### Exercise prompt
Here are some records; quote them exactly, leaving out the pictures.

*** Opening of Task inputs ***

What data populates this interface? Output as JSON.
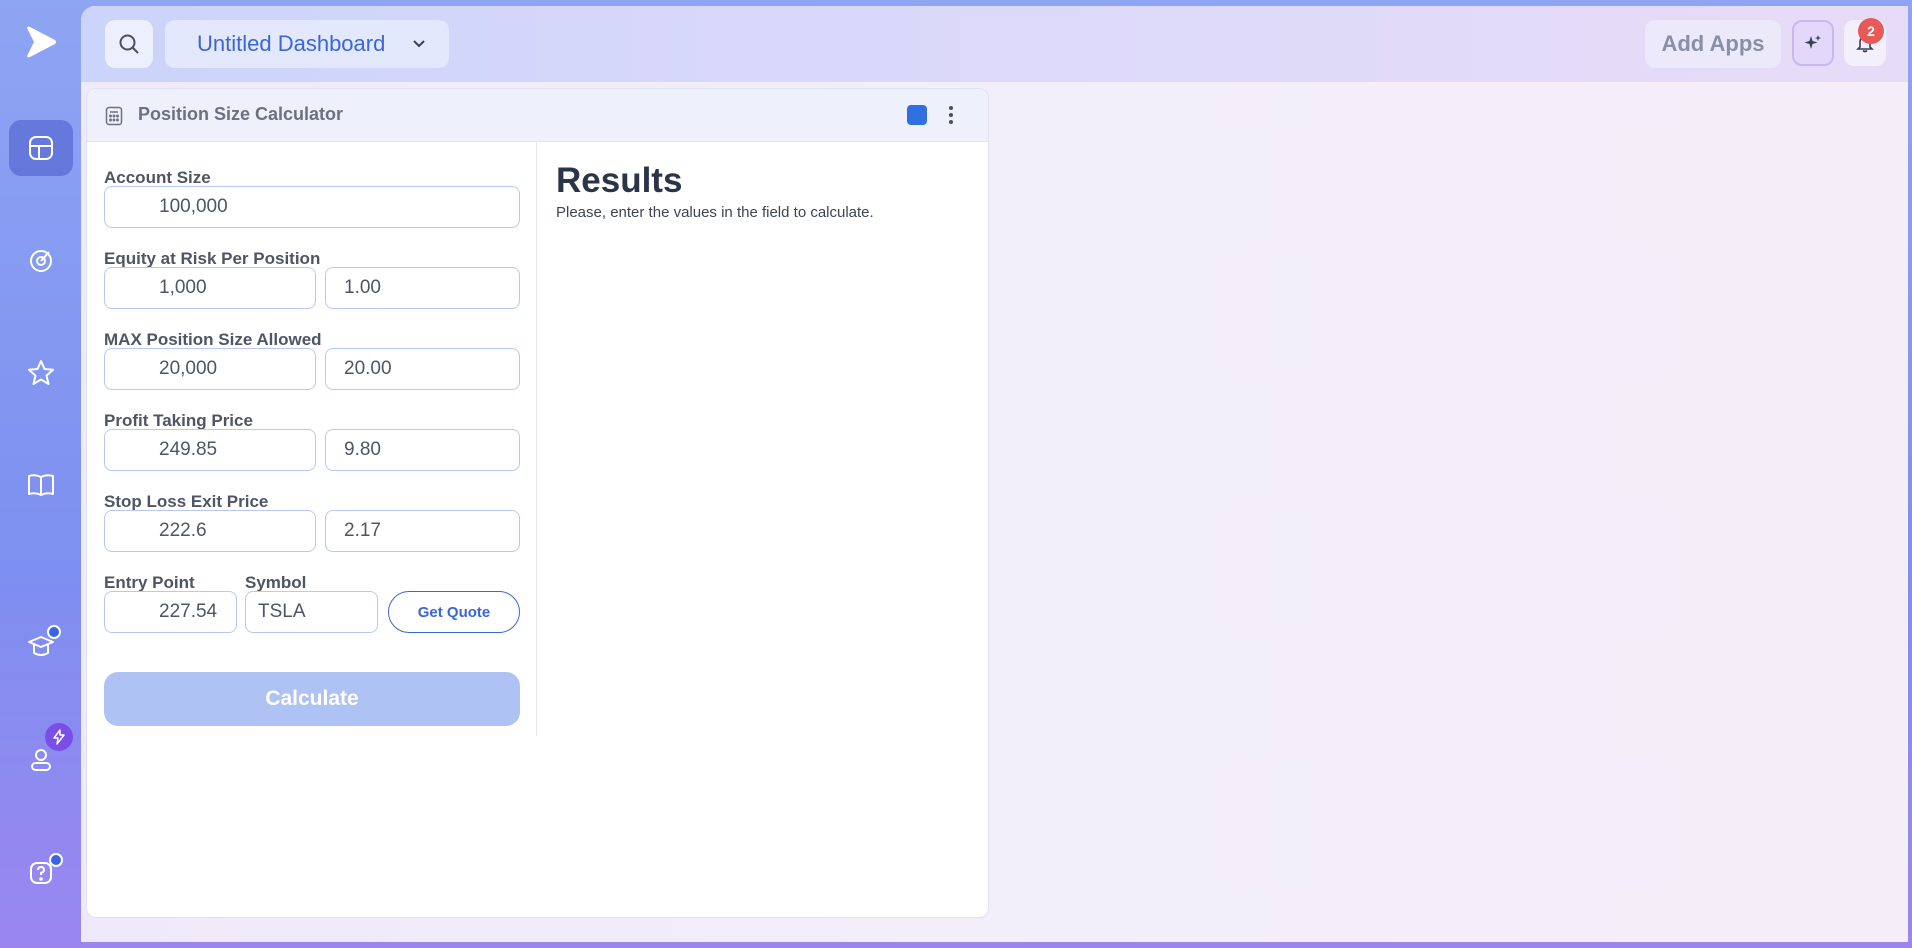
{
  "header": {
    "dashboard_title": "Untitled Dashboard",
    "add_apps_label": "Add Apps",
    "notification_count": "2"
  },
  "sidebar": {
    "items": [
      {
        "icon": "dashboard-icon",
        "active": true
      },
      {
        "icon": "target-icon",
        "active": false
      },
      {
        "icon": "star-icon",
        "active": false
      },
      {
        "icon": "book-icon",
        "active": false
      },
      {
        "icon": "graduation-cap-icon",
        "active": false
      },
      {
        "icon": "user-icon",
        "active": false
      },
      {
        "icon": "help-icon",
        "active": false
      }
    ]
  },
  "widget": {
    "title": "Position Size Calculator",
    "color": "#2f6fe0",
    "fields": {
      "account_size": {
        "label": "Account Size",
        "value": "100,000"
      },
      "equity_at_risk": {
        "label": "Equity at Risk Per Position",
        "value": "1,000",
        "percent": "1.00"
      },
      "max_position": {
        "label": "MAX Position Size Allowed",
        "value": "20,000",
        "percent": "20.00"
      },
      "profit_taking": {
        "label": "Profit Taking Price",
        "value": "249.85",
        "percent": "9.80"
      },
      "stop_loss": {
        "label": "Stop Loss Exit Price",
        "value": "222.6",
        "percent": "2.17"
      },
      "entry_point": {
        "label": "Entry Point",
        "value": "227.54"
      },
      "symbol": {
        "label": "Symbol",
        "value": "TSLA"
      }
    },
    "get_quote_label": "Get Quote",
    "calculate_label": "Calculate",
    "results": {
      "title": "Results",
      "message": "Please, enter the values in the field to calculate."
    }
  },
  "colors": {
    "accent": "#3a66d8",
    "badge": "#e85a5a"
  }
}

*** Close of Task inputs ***

### Response
What data populates this interface? Output as JSON.
{
  "header": {
    "dashboard_title": "Untitled Dashboard",
    "add_apps_label": "Add Apps",
    "notification_count": "2"
  },
  "sidebar": {
    "items": [
      {
        "icon": "dashboard-icon",
        "active": true
      },
      {
        "icon": "target-icon",
        "active": false
      },
      {
        "icon": "star-icon",
        "active": false
      },
      {
        "icon": "book-icon",
        "active": false
      },
      {
        "icon": "graduation-cap-icon",
        "active": false
      },
      {
        "icon": "user-icon",
        "active": false
      },
      {
        "icon": "help-icon",
        "active": false
      }
    ]
  },
  "widget": {
    "title": "Position Size Calculator",
    "color": "#2f6fe0",
    "fields": {
      "account_size": {
        "label": "Account Size",
        "value": "100,000"
      },
      "equity_at_risk": {
        "label": "Equity at Risk Per Position",
        "value": "1,000",
        "percent": "1.00"
      },
      "max_position": {
        "label": "MAX Position Size Allowed",
        "value": "20,000",
        "percent": "20.00"
      },
      "profit_taking": {
        "label": "Profit Taking Price",
        "value": "249.85",
        "percent": "9.80"
      },
      "stop_loss": {
        "label": "Stop Loss Exit Price",
        "value": "222.6",
        "percent": "2.17"
      },
      "entry_point": {
        "label": "Entry Point",
        "value": "227.54"
      },
      "symbol": {
        "label": "Symbol",
        "value": "TSLA"
      }
    },
    "get_quote_label": "Get Quote",
    "calculate_label": "Calculate",
    "results": {
      "title": "Results",
      "message": "Please, enter the values in the field to calculate."
    }
  },
  "colors": {
    "accent": "#3a66d8",
    "badge": "#e85a5a"
  }
}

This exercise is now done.